__DIRECTIONS FOR THIS TASK__:
Set down every entry again, exactly as it appears.

= = = = = = =

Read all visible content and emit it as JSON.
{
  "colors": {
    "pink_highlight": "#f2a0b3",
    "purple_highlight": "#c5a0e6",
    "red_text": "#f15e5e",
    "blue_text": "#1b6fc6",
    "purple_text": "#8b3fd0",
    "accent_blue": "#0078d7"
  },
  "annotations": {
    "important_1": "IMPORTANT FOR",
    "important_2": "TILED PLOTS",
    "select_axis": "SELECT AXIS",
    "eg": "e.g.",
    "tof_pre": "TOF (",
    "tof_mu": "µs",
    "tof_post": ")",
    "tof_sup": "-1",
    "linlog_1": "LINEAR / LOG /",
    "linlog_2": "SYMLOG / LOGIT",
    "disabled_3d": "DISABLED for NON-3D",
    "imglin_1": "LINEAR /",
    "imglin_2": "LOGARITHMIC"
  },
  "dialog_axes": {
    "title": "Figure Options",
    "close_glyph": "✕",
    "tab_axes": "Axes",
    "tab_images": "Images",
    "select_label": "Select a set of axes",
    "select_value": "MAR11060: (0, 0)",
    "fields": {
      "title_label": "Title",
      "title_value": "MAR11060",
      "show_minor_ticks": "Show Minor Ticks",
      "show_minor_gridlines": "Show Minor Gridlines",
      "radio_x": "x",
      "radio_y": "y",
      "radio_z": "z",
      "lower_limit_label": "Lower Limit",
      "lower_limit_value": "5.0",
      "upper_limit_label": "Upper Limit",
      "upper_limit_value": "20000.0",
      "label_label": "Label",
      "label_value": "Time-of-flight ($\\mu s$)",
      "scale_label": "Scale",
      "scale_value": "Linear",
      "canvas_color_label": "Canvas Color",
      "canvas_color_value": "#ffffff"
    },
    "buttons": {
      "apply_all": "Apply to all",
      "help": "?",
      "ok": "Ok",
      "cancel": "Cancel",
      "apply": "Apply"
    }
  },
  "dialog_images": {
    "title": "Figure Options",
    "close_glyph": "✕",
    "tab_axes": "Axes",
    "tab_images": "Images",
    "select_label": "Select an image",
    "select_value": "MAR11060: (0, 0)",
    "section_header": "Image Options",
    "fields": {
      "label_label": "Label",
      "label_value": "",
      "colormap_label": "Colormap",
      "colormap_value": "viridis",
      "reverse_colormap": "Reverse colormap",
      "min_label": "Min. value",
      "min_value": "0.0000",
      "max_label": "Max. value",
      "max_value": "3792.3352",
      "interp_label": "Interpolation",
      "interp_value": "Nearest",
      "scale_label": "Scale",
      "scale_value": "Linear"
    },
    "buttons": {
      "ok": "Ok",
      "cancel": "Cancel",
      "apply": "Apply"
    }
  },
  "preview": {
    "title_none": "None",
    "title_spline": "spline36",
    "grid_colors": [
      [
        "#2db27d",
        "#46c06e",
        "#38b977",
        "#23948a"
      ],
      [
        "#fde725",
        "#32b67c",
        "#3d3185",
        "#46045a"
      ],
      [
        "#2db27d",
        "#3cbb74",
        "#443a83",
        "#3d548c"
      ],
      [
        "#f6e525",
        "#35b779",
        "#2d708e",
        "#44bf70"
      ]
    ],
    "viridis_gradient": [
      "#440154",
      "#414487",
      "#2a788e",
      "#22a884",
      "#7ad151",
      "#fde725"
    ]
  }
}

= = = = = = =

__SOLUTION TO THE PROBLEM__:
Read all visible content and emit it as JSON.
{
  "colors": {
    "pink_highlight": "#f2a0b3",
    "purple_highlight": "#c5a0e6",
    "red_text": "#f15e5e",
    "blue_text": "#1b6fc6",
    "purple_text": "#8b3fd0",
    "accent_blue": "#0078d7"
  },
  "annotations": {
    "important_1": "IMPORTANT FOR",
    "important_2": "TILED PLOTS",
    "select_axis": "SELECT AXIS",
    "eg": "e.g.",
    "tof_pre": "TOF (",
    "tof_mu": "µs",
    "tof_post": ")",
    "tof_sup": "-1",
    "linlog_1": "LINEAR / LOG /",
    "linlog_2": "SYMLOG / LOGIT",
    "disabled_3d": "DISABLED for NON-3D",
    "imglin_1": "LINEAR /",
    "imglin_2": "LOGARITHMIC"
  },
  "dialog_axes": {
    "title": "Figure Options",
    "close_glyph": "✕",
    "tab_axes": "Axes",
    "tab_images": "Images",
    "select_label": "Select a set of axes",
    "select_value": "MAR11060: (0, 0)",
    "fields": {
      "title_label": "Title",
      "title_value": "MAR11060",
      "show_minor_ticks": "Show Minor Ticks",
      "show_minor_gridlines": "Show Minor Gridlines",
      "radio_x": "x",
      "radio_y": "y",
      "radio_z": "z",
      "lower_limit_label": "Lower Limit",
      "lower_limit_value": "5.0",
      "upper_limit_label": "Upper Limit",
      "upper_limit_value": "20000.0",
      "label_label": "Label",
      "label_value": "Time-of-flight ($\\mu s$)",
      "scale_label": "Scale",
      "scale_value": "Linear",
      "canvas_color_label": "Canvas Color",
      "canvas_color_value": "#ffffff"
    },
    "buttons": {
      "apply_all": "Apply to all",
      "help": "?",
      "ok": "Ok",
      "cancel": "Cancel",
      "apply": "Apply"
    }
  },
  "dialog_images": {
    "title": "Figure Options",
    "close_glyph": "✕",
    "tab_axes": "Axes",
    "tab_images": "Images",
    "select_label": "Select an image",
    "select_value": "MAR11060: (0, 0)",
    "section_header": "Image Options",
    "fields": {
      "label_label": "Label",
      "label_value": "",
      "colormap_label": "Colormap",
      "colormap_value": "viridis",
      "reverse_colormap": "Reverse colormap",
      "min_label": "Min. value",
      "min_value": "0.0000",
      "max_label": "Max. value",
      "max_value": "3792.3352",
      "interp_label": "Interpolation",
      "interp_value": "Nearest",
      "scale_label": "Scale",
      "scale_value": "Linear"
    },
    "buttons": {
      "ok": "Ok",
      "cancel": "Cancel",
      "apply": "Apply"
    }
  },
  "preview": {
    "title_none": "None",
    "title_spline": "spline36",
    "grid_colors": [
      [
        "#2db27d",
        "#46c06e",
        "#38b977",
        "#23948a"
      ],
      [
        "#fde725",
        "#32b67c",
        "#3d3185",
        "#46045a"
      ],
      [
        "#2db27d",
        "#3cbb74",
        "#443a83",
        "#3d548c"
      ],
      [
        "#f6e525",
        "#35b779",
        "#2d708e",
        "#44bf70"
      ]
    ],
    "viridis_gradient": [
      "#440154",
      "#414487",
      "#2a788e",
      "#22a884",
      "#7ad151",
      "#fde725"
    ]
  }
}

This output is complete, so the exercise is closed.